**Items listed in a dataset**
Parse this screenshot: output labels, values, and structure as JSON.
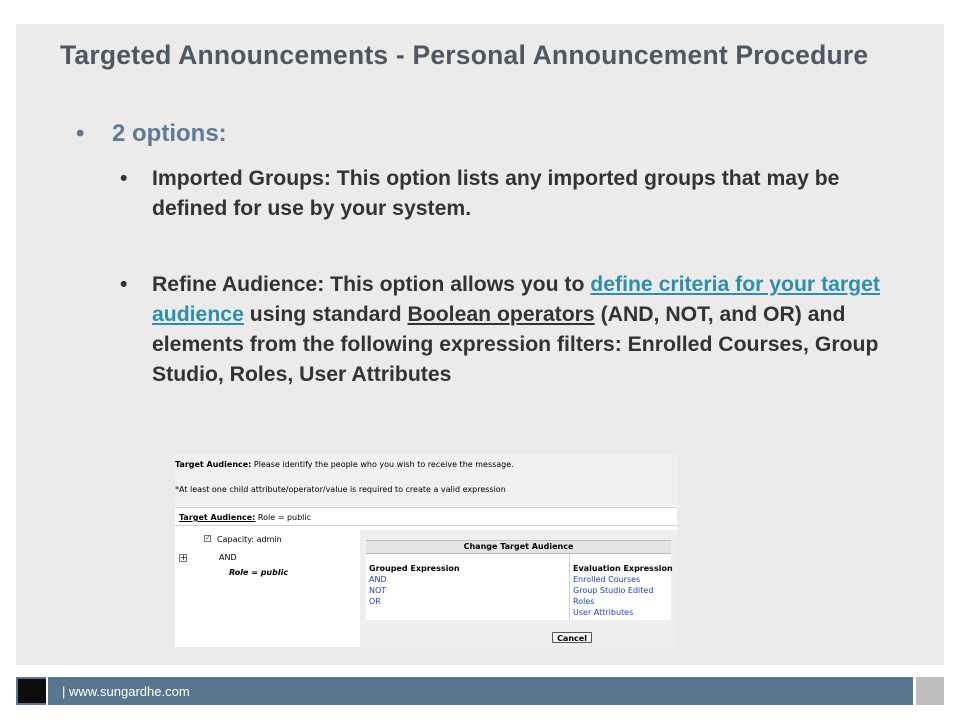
{
  "slide": {
    "title": "Targeted Announcements  - Personal Announcement Procedure",
    "bullet_main": "2 options:",
    "bullet_1": "Imported Groups: This option lists any imported groups that may be defined for use by your system.",
    "bullet_2_pre": "Refine Audience: This option allows you to ",
    "bullet_2_link": "define criteria for your target audience",
    "bullet_2_mid": " using standard ",
    "bullet_2_underlined": "Boolean operators",
    "bullet_2_post": " (AND, NOT, and OR) and elements from the following expression filters: Enrolled Courses, Group Studio, Roles, User Attributes",
    "bullet_glyph": "•"
  },
  "screenshot": {
    "target_label": "Target Audience:",
    "target_instruction": "Please identify the people who you wish to receive the message.",
    "note": "*At least one child attribute/operator/value is required to create a valid expression",
    "target_label_2": "Target Audience:",
    "target_value": "Role = public",
    "capacity": "Capacity:  admin",
    "and": "AND",
    "role_public": "Role = public",
    "dialog_title": "Change Target Audience",
    "grouped_header": "Grouped Expression",
    "grouped_items": [
      "AND",
      "NOT",
      "OR"
    ],
    "evaluation_header": "Evaluation Expression",
    "evaluation_items": [
      "Enrolled Courses",
      "Group Studio Edited",
      "Roles",
      "User Attributes"
    ],
    "cancel": "Cancel"
  },
  "footer": {
    "url": "| www.sungardhe.com"
  },
  "colors": {
    "title": "#4d5865",
    "subtitle": "#5d7a96",
    "link": "#2a8fb0",
    "footer_bar": "#5a768f"
  }
}
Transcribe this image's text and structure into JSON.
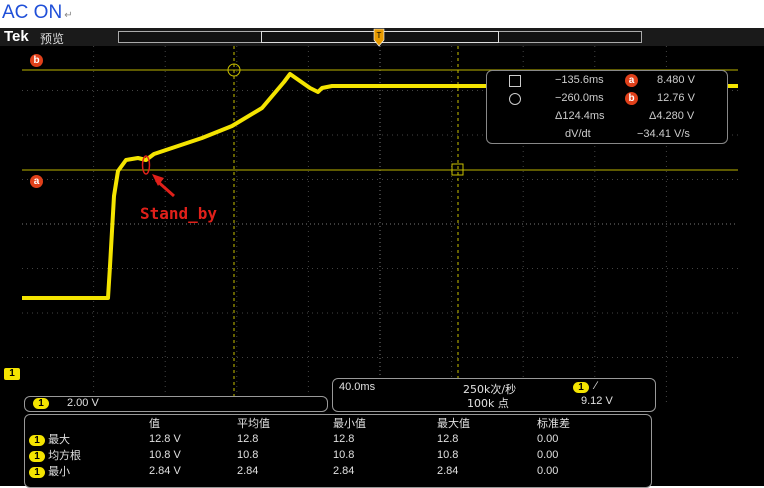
{
  "doc": {
    "title": "AC ON",
    "pilcrow": "↵"
  },
  "scope": {
    "brand": "Tek",
    "mode": "预览",
    "markers": {
      "a": "a",
      "b": "b",
      "ch1": "1"
    },
    "annotation": "Stand_by",
    "cursor_readout": {
      "t1": "−135.6ms",
      "t2": "−260.0ms",
      "dt": "Δ124.4ms",
      "dvdt_label": "dV/dt",
      "va": "8.480 V",
      "vb": "12.76 V",
      "dv": "Δ4.280 V",
      "dvdt": "−34.41 V/s"
    },
    "channel_scale": {
      "chip": "1",
      "value": "2.00 V"
    },
    "acquisition": {
      "timebase": "40.0ms",
      "rate": "250k次/秒",
      "points": "100k 点",
      "trigger_chip": "1",
      "trigger_slope": "∕",
      "trigger_level": "9.12 V"
    },
    "stats": {
      "headers": [
        "值",
        "平均值",
        "最小值",
        "最大值",
        "标准差"
      ],
      "rows": [
        {
          "chip": "1",
          "label": "最大",
          "values": [
            "12.8 V",
            "12.8",
            "12.8",
            "12.8",
            "0.00"
          ]
        },
        {
          "chip": "1",
          "label": "均方根",
          "values": [
            "10.8 V",
            "10.8",
            "10.8",
            "10.8",
            "0.00"
          ]
        },
        {
          "chip": "1",
          "label": "最小",
          "values": [
            "2.84 V",
            "2.84",
            "2.84",
            "2.84",
            "0.00"
          ]
        }
      ]
    },
    "colors": {
      "trace": "#f4e400",
      "cursor": "#e0401a",
      "annotation": "#e0201a"
    }
  }
}
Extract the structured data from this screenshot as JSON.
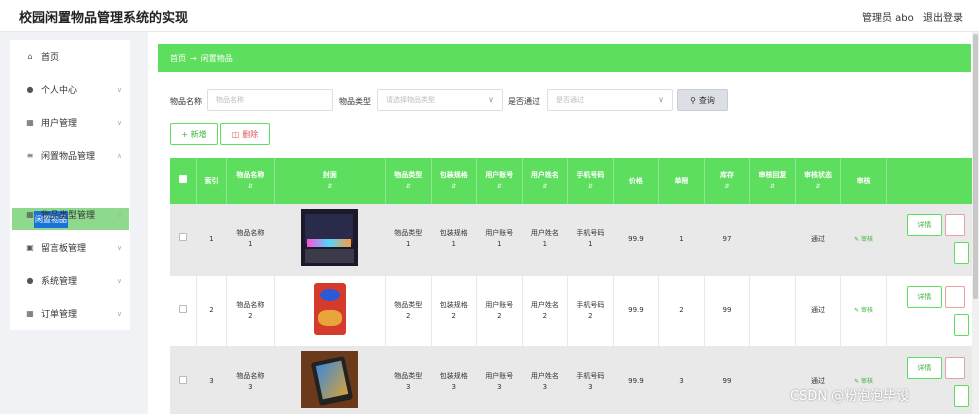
{
  "app": {
    "title": "校园闲置物品管理系统的实现",
    "user_label": "管理员 abo",
    "logout_label": "退出登录"
  },
  "sidebar": {
    "items": [
      {
        "label": "首页",
        "icon": "home-icon"
      },
      {
        "label": "个人中心",
        "icon": "user-icon"
      },
      {
        "label": "用户管理",
        "icon": "grid-icon"
      },
      {
        "label": "闲置物品管理",
        "icon": "menu-icon"
      },
      {
        "label": "物品类型管理",
        "icon": "grid-icon"
      },
      {
        "label": "留言板管理",
        "icon": "board-icon"
      },
      {
        "label": "系统管理",
        "icon": "user-icon"
      },
      {
        "label": "订单管理",
        "icon": "grid-icon"
      }
    ],
    "active_sub": "闲置物品"
  },
  "breadcrumb": {
    "home": "首页",
    "separator": "→",
    "current": "闲置物品"
  },
  "filters": {
    "name_label": "物品名称",
    "name_placeholder": "物品名称",
    "type_label": "物品类型",
    "type_placeholder": "请选择物品类型",
    "pass_label": "是否通过",
    "pass_placeholder": "是否通过",
    "query_label": "查询"
  },
  "actions": {
    "add_label": "+ 新增",
    "delete_label": "删除"
  },
  "table": {
    "headers": [
      "索引",
      "物品名称",
      "封面",
      "物品类型",
      "包装规格",
      "用户账号",
      "用户姓名",
      "手机号码",
      "价格",
      "单限",
      "库存",
      "审核回复",
      "审核状态",
      "审核"
    ],
    "rows": [
      {
        "index": "1",
        "name": "物品名称\n1",
        "type": "物品类型\n1",
        "spec": "包装规格\n1",
        "account": "用户账号\n1",
        "username": "用户姓名\n1",
        "phone": "手机号码\n1",
        "price": "99.9",
        "limit": "1",
        "stock": "97",
        "reply": "",
        "status": "通过",
        "review": "审核",
        "detail": "详情"
      },
      {
        "index": "2",
        "name": "物品名称\n2",
        "type": "物品类型\n2",
        "spec": "包装规格\n2",
        "account": "用户账号\n2",
        "username": "用户姓名\n2",
        "phone": "手机号码\n2",
        "price": "99.9",
        "limit": "2",
        "stock": "99",
        "reply": "",
        "status": "通过",
        "review": "审核",
        "detail": "详情"
      },
      {
        "index": "3",
        "name": "物品名称\n3",
        "type": "物品类型\n3",
        "spec": "包装规格\n3",
        "account": "用户账号\n3",
        "username": "用户姓名\n3",
        "phone": "手机号码\n3",
        "price": "99.9",
        "limit": "3",
        "stock": "99",
        "reply": "",
        "status": "通过",
        "review": "审核",
        "detail": "详情"
      }
    ]
  },
  "watermark": "CSDN @粉泡泡毕设",
  "colors": {
    "accent": "#5ede5e",
    "accent_dark": "#3cb33c",
    "danger": "#e05555",
    "active_highlight": "#1a73d9"
  }
}
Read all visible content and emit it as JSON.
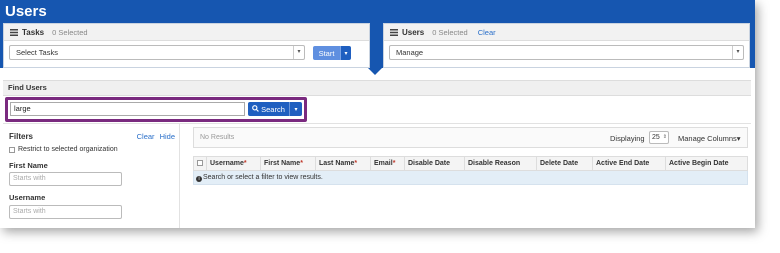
{
  "header": {
    "title": "Users"
  },
  "tasks_panel": {
    "title": "Tasks",
    "count": "0 Selected",
    "select_value": "Select Tasks",
    "start_label": "Start"
  },
  "users_panel": {
    "title": "Users",
    "count": "0 Selected",
    "clear_label": "Clear",
    "select_value": "Manage"
  },
  "find_users": {
    "title": "Find Users",
    "query": "large",
    "search_label": "Search"
  },
  "filters": {
    "title": "Filters",
    "clear_label": "Clear",
    "hide_label": "Hide",
    "restrict_label": "Restrict to selected organization",
    "first_name_label": "First Name",
    "first_name_placeholder": "Starts with",
    "username_label": "Username",
    "username_placeholder": "Starts with"
  },
  "results": {
    "status": "No Results",
    "displaying_label": "Displaying",
    "page_size": "25",
    "manage_columns_label": "Manage Columns"
  },
  "table": {
    "columns": [
      {
        "label": "Username",
        "required": true
      },
      {
        "label": "First Name",
        "required": true
      },
      {
        "label": "Last Name",
        "required": true
      },
      {
        "label": "Email",
        "required": true
      },
      {
        "label": "Disable Date",
        "required": false
      },
      {
        "label": "Disable Reason",
        "required": false
      },
      {
        "label": "Delete Date",
        "required": false
      },
      {
        "label": "Active End Date",
        "required": false
      },
      {
        "label": "Active Begin Date",
        "required": false
      }
    ],
    "empty_message": "Search or select a filter to view results."
  },
  "colors": {
    "header_blue": "#1656b0",
    "button_blue": "#1f5fc0",
    "highlight_purple": "#7a2a7f",
    "link_blue": "#2a6fc9"
  }
}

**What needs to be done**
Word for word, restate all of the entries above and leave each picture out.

**Task output**
Parse this screenshot: output labels, values, and structure as JSON.
{
  "slide": {
    "title": "Targeted Announcements  - Personal Announcement Procedure",
    "bullet_main": "2 options:",
    "bullet_1": "Imported Groups: This option lists any imported groups that may be defined for use by your system.",
    "bullet_2_pre": "Refine Audience: This option allows you to ",
    "bullet_2_link": "define criteria for your target audience",
    "bullet_2_mid": " using standard ",
    "bullet_2_underlined": "Boolean operators",
    "bullet_2_post": " (AND, NOT, and OR) and elements from the following expression filters: Enrolled Courses, Group Studio, Roles, User Attributes",
    "bullet_glyph": "•"
  },
  "screenshot": {
    "target_label": "Target Audience:",
    "target_instruction": "Please identify the people who you wish to receive the message.",
    "note": "*At least one child attribute/operator/value is required to create a valid expression",
    "target_label_2": "Target Audience:",
    "target_value": "Role = public",
    "capacity": "Capacity:  admin",
    "and": "AND",
    "role_public": "Role = public",
    "dialog_title": "Change Target Audience",
    "grouped_header": "Grouped Expression",
    "grouped_items": [
      "AND",
      "NOT",
      "OR"
    ],
    "evaluation_header": "Evaluation Expression",
    "evaluation_items": [
      "Enrolled Courses",
      "Group Studio Edited",
      "Roles",
      "User Attributes"
    ],
    "cancel": "Cancel"
  },
  "footer": {
    "url": "| www.sungardhe.com"
  },
  "colors": {
    "title": "#4d5865",
    "subtitle": "#5d7a96",
    "link": "#2a8fb0",
    "footer_bar": "#5a768f"
  }
}
Transcribe this image's text and structure into JSON.
{
  "doc": {
    "title": "AC ON",
    "pilcrow": "↵"
  },
  "scope": {
    "brand": "Tek",
    "mode": "预览",
    "markers": {
      "a": "a",
      "b": "b",
      "ch1": "1"
    },
    "annotation": "Stand_by",
    "cursor_readout": {
      "t1": "−135.6ms",
      "t2": "−260.0ms",
      "dt": "Δ124.4ms",
      "dvdt_label": "dV/dt",
      "va": "8.480 V",
      "vb": "12.76 V",
      "dv": "Δ4.280 V",
      "dvdt": "−34.41 V/s"
    },
    "channel_scale": {
      "chip": "1",
      "value": "2.00 V"
    },
    "acquisition": {
      "timebase": "40.0ms",
      "rate": "250k次/秒",
      "points": "100k 点",
      "trigger_chip": "1",
      "trigger_slope": "∕",
      "trigger_level": "9.12 V"
    },
    "stats": {
      "headers": [
        "值",
        "平均值",
        "最小值",
        "最大值",
        "标准差"
      ],
      "rows": [
        {
          "chip": "1",
          "label": "最大",
          "values": [
            "12.8 V",
            "12.8",
            "12.8",
            "12.8",
            "0.00"
          ]
        },
        {
          "chip": "1",
          "label": "均方根",
          "values": [
            "10.8 V",
            "10.8",
            "10.8",
            "10.8",
            "0.00"
          ]
        },
        {
          "chip": "1",
          "label": "最小",
          "values": [
            "2.84 V",
            "2.84",
            "2.84",
            "2.84",
            "0.00"
          ]
        }
      ]
    },
    "colors": {
      "trace": "#f4e400",
      "cursor": "#e0401a",
      "annotation": "#e0201a"
    }
  }
}
Extract the structured data from this screenshot as JSON.
{
  "app": {
    "title": "校园闲置物品管理系统的实现",
    "user_label": "管理员 abo",
    "logout_label": "退出登录"
  },
  "sidebar": {
    "items": [
      {
        "label": "首页",
        "icon": "home-icon"
      },
      {
        "label": "个人中心",
        "icon": "user-icon"
      },
      {
        "label": "用户管理",
        "icon": "grid-icon"
      },
      {
        "label": "闲置物品管理",
        "icon": "menu-icon"
      },
      {
        "label": "物品类型管理",
        "icon": "grid-icon"
      },
      {
        "label": "留言板管理",
        "icon": "board-icon"
      },
      {
        "label": "系统管理",
        "icon": "user-icon"
      },
      {
        "label": "订单管理",
        "icon": "grid-icon"
      }
    ],
    "active_sub": "闲置物品"
  },
  "breadcrumb": {
    "home": "首页",
    "separator": "→",
    "current": "闲置物品"
  },
  "filters": {
    "name_label": "物品名称",
    "name_placeholder": "物品名称",
    "type_label": "物品类型",
    "type_placeholder": "请选择物品类型",
    "pass_label": "是否通过",
    "pass_placeholder": "是否通过",
    "query_label": "查询"
  },
  "actions": {
    "add_label": "+ 新增",
    "delete_label": "删除"
  },
  "table": {
    "headers": [
      "索引",
      "物品名称",
      "封面",
      "物品类型",
      "包装规格",
      "用户账号",
      "用户姓名",
      "手机号码",
      "价格",
      "单限",
      "库存",
      "审核回复",
      "审核状态",
      "审核"
    ],
    "rows": [
      {
        "index": "1",
        "name": "物品名称\n1",
        "type": "物品类型\n1",
        "spec": "包装规格\n1",
        "account": "用户账号\n1",
        "username": "用户姓名\n1",
        "phone": "手机号码\n1",
        "price": "99.9",
        "limit": "1",
        "stock": "97",
        "reply": "",
        "status": "通过",
        "review": "审核",
        "detail": "详情"
      },
      {
        "index": "2",
        "name": "物品名称\n2",
        "type": "物品类型\n2",
        "spec": "包装规格\n2",
        "account": "用户账号\n2",
        "username": "用户姓名\n2",
        "phone": "手机号码\n2",
        "price": "99.9",
        "limit": "2",
        "stock": "99",
        "reply": "",
        "status": "通过",
        "review": "审核",
        "detail": "详情"
      },
      {
        "index": "3",
        "name": "物品名称\n3",
        "type": "物品类型\n3",
        "spec": "包装规格\n3",
        "account": "用户账号\n3",
        "username": "用户姓名\n3",
        "phone": "手机号码\n3",
        "price": "99.9",
        "limit": "3",
        "stock": "99",
        "reply": "",
        "status": "通过",
        "review": "审核",
        "detail": "详情"
      }
    ]
  },
  "watermark": "CSDN @粉泡泡毕设",
  "colors": {
    "accent": "#5ede5e",
    "accent_dark": "#3cb33c",
    "danger": "#e05555",
    "active_highlight": "#1a73d9"
  }
}
Read all visible content and emit it as JSON.
{
  "header": {
    "title": "Users"
  },
  "tasks_panel": {
    "title": "Tasks",
    "count": "0 Selected",
    "select_value": "Select Tasks",
    "start_label": "Start"
  },
  "users_panel": {
    "title": "Users",
    "count": "0 Selected",
    "clear_label": "Clear",
    "select_value": "Manage"
  },
  "find_users": {
    "title": "Find Users",
    "query": "large",
    "search_label": "Search"
  },
  "filters": {
    "title": "Filters",
    "clear_label": "Clear",
    "hide_label": "Hide",
    "restrict_label": "Restrict to selected organization",
    "first_name_label": "First Name",
    "first_name_placeholder": "Starts with",
    "username_label": "Username",
    "username_placeholder": "Starts with"
  },
  "results": {
    "status": "No Results",
    "displaying_label": "Displaying",
    "page_size": "25",
    "manage_columns_label": "Manage Columns"
  },
  "table": {
    "columns": [
      {
        "label": "Username",
        "required": true
      },
      {
        "label": "First Name",
        "required": true
      },
      {
        "label": "Last Name",
        "required": true
      },
      {
        "label": "Email",
        "required": true
      },
      {
        "label": "Disable Date",
        "required": false
      },
      {
        "label": "Disable Reason",
        "required": false
      },
      {
        "label": "Delete Date",
        "required": false
      },
      {
        "label": "Active End Date",
        "required": false
      },
      {
        "label": "Active Begin Date",
        "required": false
      }
    ],
    "empty_message": "Search or select a filter to view results."
  },
  "colors": {
    "header_blue": "#1656b0",
    "button_blue": "#1f5fc0",
    "highlight_purple": "#7a2a7f",
    "link_blue": "#2a6fc9"
  }
}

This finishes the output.